*WORKING DATA*
══════════════════════════════
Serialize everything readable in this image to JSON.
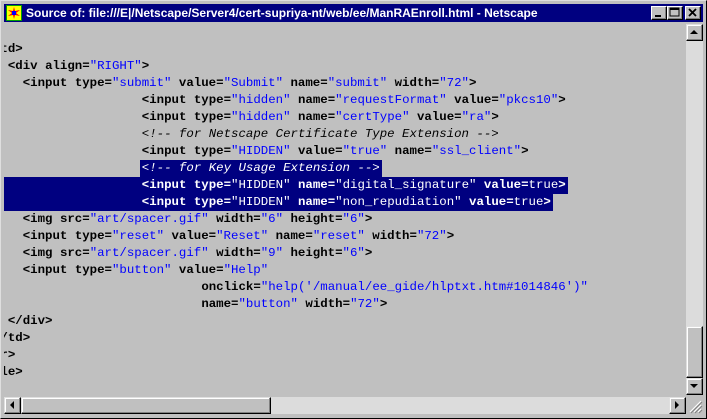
{
  "window": {
    "title": "Source of: file:///E|/Netscape/Server4/cert-supriya-nt/web/ee/ManRAEnroll.html - Netscape"
  },
  "icons": {
    "app": "netscape-app-icon",
    "minimize": "minimize-icon",
    "maximize": "maximize-icon",
    "close": "close-icon",
    "scroll_up": "arrow-up-icon",
    "scroll_down": "arrow-down-icon",
    "scroll_left": "arrow-left-icon",
    "scroll_right": "arrow-right-icon",
    "size_grip": "size-grip-icon"
  },
  "colors": {
    "titlebar": "#000080",
    "selection": "#000080",
    "attribute_value": "#0000ff",
    "background": "#c0c0c0"
  },
  "source_lines": [
    {
      "indent": 0,
      "tokens": [
        {
          "t": ">",
          "c": "punct"
        }
      ]
    },
    {
      "indent": 0,
      "tokens": [
        {
          "t": "<td>",
          "c": "tag"
        }
      ]
    },
    {
      "indent": 2,
      "tokens": [
        {
          "t": "<div ",
          "c": "tag"
        },
        {
          "t": "align=",
          "c": "attr"
        },
        {
          "t": "\"RIGHT\"",
          "c": "val"
        },
        {
          "t": ">",
          "c": "punct"
        }
      ]
    },
    {
      "indent": 4,
      "tokens": [
        {
          "t": "<input ",
          "c": "tag"
        },
        {
          "t": "type=",
          "c": "attr"
        },
        {
          "t": "\"submit\"",
          "c": "val"
        },
        {
          "t": " value=",
          "c": "attr"
        },
        {
          "t": "\"Submit\"",
          "c": "val"
        },
        {
          "t": " name=",
          "c": "attr"
        },
        {
          "t": "\"submit\"",
          "c": "val"
        },
        {
          "t": " width=",
          "c": "attr"
        },
        {
          "t": "\"72\"",
          "c": "val"
        },
        {
          "t": ">",
          "c": "punct"
        }
      ]
    },
    {
      "indent": 20,
      "tokens": [
        {
          "t": "<input ",
          "c": "tag"
        },
        {
          "t": "type=",
          "c": "attr"
        },
        {
          "t": "\"hidden\"",
          "c": "val"
        },
        {
          "t": " name=",
          "c": "attr"
        },
        {
          "t": "\"requestFormat\"",
          "c": "val"
        },
        {
          "t": " value=",
          "c": "attr"
        },
        {
          "t": "\"pkcs10\"",
          "c": "val"
        },
        {
          "t": ">",
          "c": "punct"
        }
      ]
    },
    {
      "indent": 20,
      "tokens": [
        {
          "t": "<input ",
          "c": "tag"
        },
        {
          "t": "type=",
          "c": "attr"
        },
        {
          "t": "\"hidden\"",
          "c": "val"
        },
        {
          "t": " name=",
          "c": "attr"
        },
        {
          "t": "\"certType\"",
          "c": "val"
        },
        {
          "t": " value=",
          "c": "attr"
        },
        {
          "t": "\"ra\"",
          "c": "val"
        },
        {
          "t": ">",
          "c": "punct"
        }
      ]
    },
    {
      "indent": 20,
      "tokens": [
        {
          "t": "<!-- for Netscape Certificate Type Extension -->",
          "c": "comment"
        }
      ]
    },
    {
      "indent": 20,
      "tokens": [
        {
          "t": "<input ",
          "c": "tag"
        },
        {
          "t": "type=",
          "c": "attr"
        },
        {
          "t": "\"HIDDEN\"",
          "c": "val"
        },
        {
          "t": " value=",
          "c": "attr"
        },
        {
          "t": "\"true\"",
          "c": "val"
        },
        {
          "t": " name=",
          "c": "attr"
        },
        {
          "t": "\"ssl_client\"",
          "c": "val"
        },
        {
          "t": ">",
          "c": "punct"
        }
      ]
    },
    {
      "indent": 20,
      "sel": "text",
      "tokens": [
        {
          "t": "<!-- for Key Usage Extension -->",
          "c": "comment"
        }
      ]
    },
    {
      "indent": 20,
      "sel": "full",
      "tokens": [
        {
          "t": "<input ",
          "c": "tag"
        },
        {
          "t": "type=",
          "c": "attr"
        },
        {
          "t": "\"HIDDEN\"",
          "c": "val"
        },
        {
          "t": " name=",
          "c": "attr"
        },
        {
          "t": "\"digital_signature\"",
          "c": "val"
        },
        {
          "t": " value=",
          "c": "attr"
        },
        {
          "t": "true",
          "c": "plain"
        },
        {
          "t": ">",
          "c": "punct"
        }
      ]
    },
    {
      "indent": 20,
      "sel": "full",
      "tokens": [
        {
          "t": "<input ",
          "c": "tag"
        },
        {
          "t": "type=",
          "c": "attr"
        },
        {
          "t": "\"HIDDEN\"",
          "c": "val"
        },
        {
          "t": " name=",
          "c": "attr"
        },
        {
          "t": "\"non_repudiation\"",
          "c": "val"
        },
        {
          "t": " value=",
          "c": "attr"
        },
        {
          "t": "true",
          "c": "plain"
        },
        {
          "t": ">",
          "c": "punct"
        }
      ]
    },
    {
      "indent": 4,
      "tokens": [
        {
          "t": "<img ",
          "c": "tag"
        },
        {
          "t": "src=",
          "c": "attr"
        },
        {
          "t": "\"art/spacer.gif\"",
          "c": "val"
        },
        {
          "t": " width=",
          "c": "attr"
        },
        {
          "t": "\"6\"",
          "c": "val"
        },
        {
          "t": " height=",
          "c": "attr"
        },
        {
          "t": "\"6\"",
          "c": "val"
        },
        {
          "t": ">",
          "c": "punct"
        }
      ]
    },
    {
      "indent": 4,
      "tokens": [
        {
          "t": "<input ",
          "c": "tag"
        },
        {
          "t": "type=",
          "c": "attr"
        },
        {
          "t": "\"reset\"",
          "c": "val"
        },
        {
          "t": " value=",
          "c": "attr"
        },
        {
          "t": "\"Reset\"",
          "c": "val"
        },
        {
          "t": " name=",
          "c": "attr"
        },
        {
          "t": "\"reset\"",
          "c": "val"
        },
        {
          "t": " width=",
          "c": "attr"
        },
        {
          "t": "\"72\"",
          "c": "val"
        },
        {
          "t": ">",
          "c": "punct"
        }
      ]
    },
    {
      "indent": 4,
      "tokens": [
        {
          "t": "<img ",
          "c": "tag"
        },
        {
          "t": "src=",
          "c": "attr"
        },
        {
          "t": "\"art/spacer.gif\"",
          "c": "val"
        },
        {
          "t": " width=",
          "c": "attr"
        },
        {
          "t": "\"9\"",
          "c": "val"
        },
        {
          "t": " height=",
          "c": "attr"
        },
        {
          "t": "\"6\"",
          "c": "val"
        },
        {
          "t": ">",
          "c": "punct"
        }
      ]
    },
    {
      "indent": 4,
      "tokens": [
        {
          "t": "<input ",
          "c": "tag"
        },
        {
          "t": "type=",
          "c": "attr"
        },
        {
          "t": "\"button\"",
          "c": "val"
        },
        {
          "t": " value=",
          "c": "attr"
        },
        {
          "t": "\"Help\"",
          "c": "val"
        }
      ]
    },
    {
      "indent": 28,
      "tokens": [
        {
          "t": "onclick=",
          "c": "attr"
        },
        {
          "t": "\"help('/manual/ee_gide/hlptxt.htm#1014846')\"",
          "c": "val"
        }
      ]
    },
    {
      "indent": 28,
      "tokens": [
        {
          "t": "name=",
          "c": "attr"
        },
        {
          "t": "\"button\"",
          "c": "val"
        },
        {
          "t": " width=",
          "c": "attr"
        },
        {
          "t": "\"72\"",
          "c": "val"
        },
        {
          "t": ">",
          "c": "punct"
        }
      ]
    },
    {
      "indent": 2,
      "tokens": [
        {
          "t": "</div>",
          "c": "tag"
        }
      ]
    },
    {
      "indent": 0,
      "tokens": [
        {
          "t": "</td>",
          "c": "tag"
        }
      ]
    },
    {
      "indent": 0,
      "tokens": [
        {
          "t": "tr>",
          "c": "tag"
        }
      ]
    },
    {
      "indent": 0,
      "tokens": [
        {
          "t": "ble>",
          "c": "tag"
        }
      ]
    }
  ]
}
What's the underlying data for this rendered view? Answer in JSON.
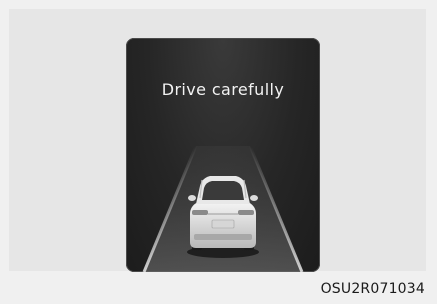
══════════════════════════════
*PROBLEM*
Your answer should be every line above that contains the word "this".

*FINISHED EXERCISE*
Serialize everything readable in this image to JSON.
What's the underlying data for this rendered view? Answer in JSON.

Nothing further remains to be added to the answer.